The $100 million space shuttle Atlantis exhibit is devoted to NASA's 30-year shuttle program, and it opens to the public Saturday.

It is the only shuttle exhibit that will nearly put visitors within arm's reach of the Atlantis shuttle.

NASA administrator Charles Bolden was on hand Friday for the events surrounding the Atlantis exhibit and an announcement about the future of the Kennedy Space Center.

The space shuttle Atlantis was the last shuttle NASA sent into space. It's the newest attraction at the Kennedy Space Center Visitor Complex.

Astronaut James "J.R." Reilly flew two missions aboard Atlantis.

"It took me right back to being in space aboard the Atlantis, doing my first space walk and all that goes with it," Reilly said.

In addition to Atlantis, there are more than 60 interactive exhibits on-site. Visitors can try a spacewalk.

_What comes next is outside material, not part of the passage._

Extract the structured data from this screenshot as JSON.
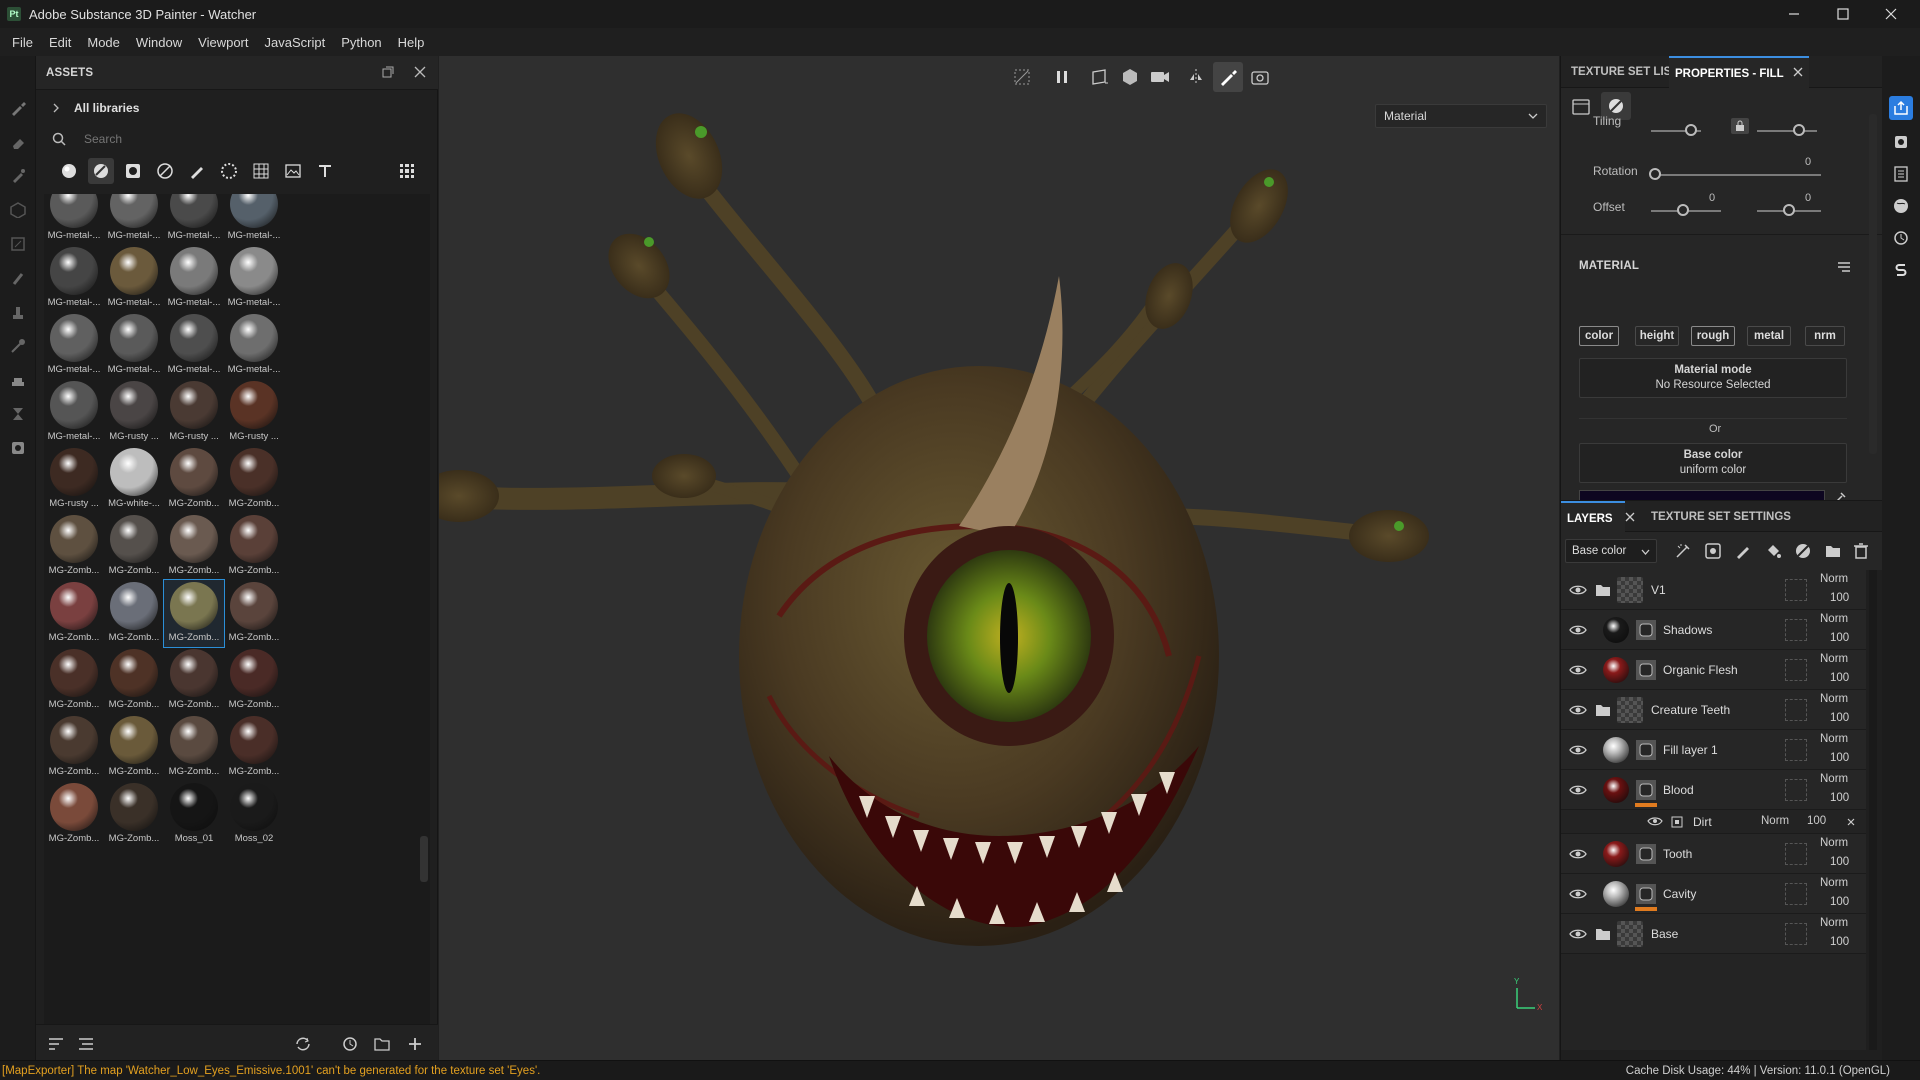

"It's time for NASA to push out beyond the frontiers of our knowledge and that's what we hope that next generation of explorers will do," Reilly said.

Even as the Kennedy Space Center and NASA honored its past, there was a lot of talk about the future of manned spaceflight and the role the region will play in it.

"Today we're pleased to announce that we're entering into negotiations with Space Florida to take over operation of the Kennedy shuttle landing facility for a combined airport and spaceport," said Bolden, the NASA official.

Companies like California-based XCOR Aerospace are ready to take flight.

"We hope to be flying out of the shuttle landing facility by 2015. We're currently building the first vehicle," said Andrew Nelson, chief operating officer for XCOR Aerospace.

The changes could create new jobs for the space coast.

"We have an extremely bright future, we're making it happen," said Robert Cabana, director of the Kennedy Space Center.

One of the highlights of the exhibit is a 43-foot-long replica of the Hubble Space Telescope.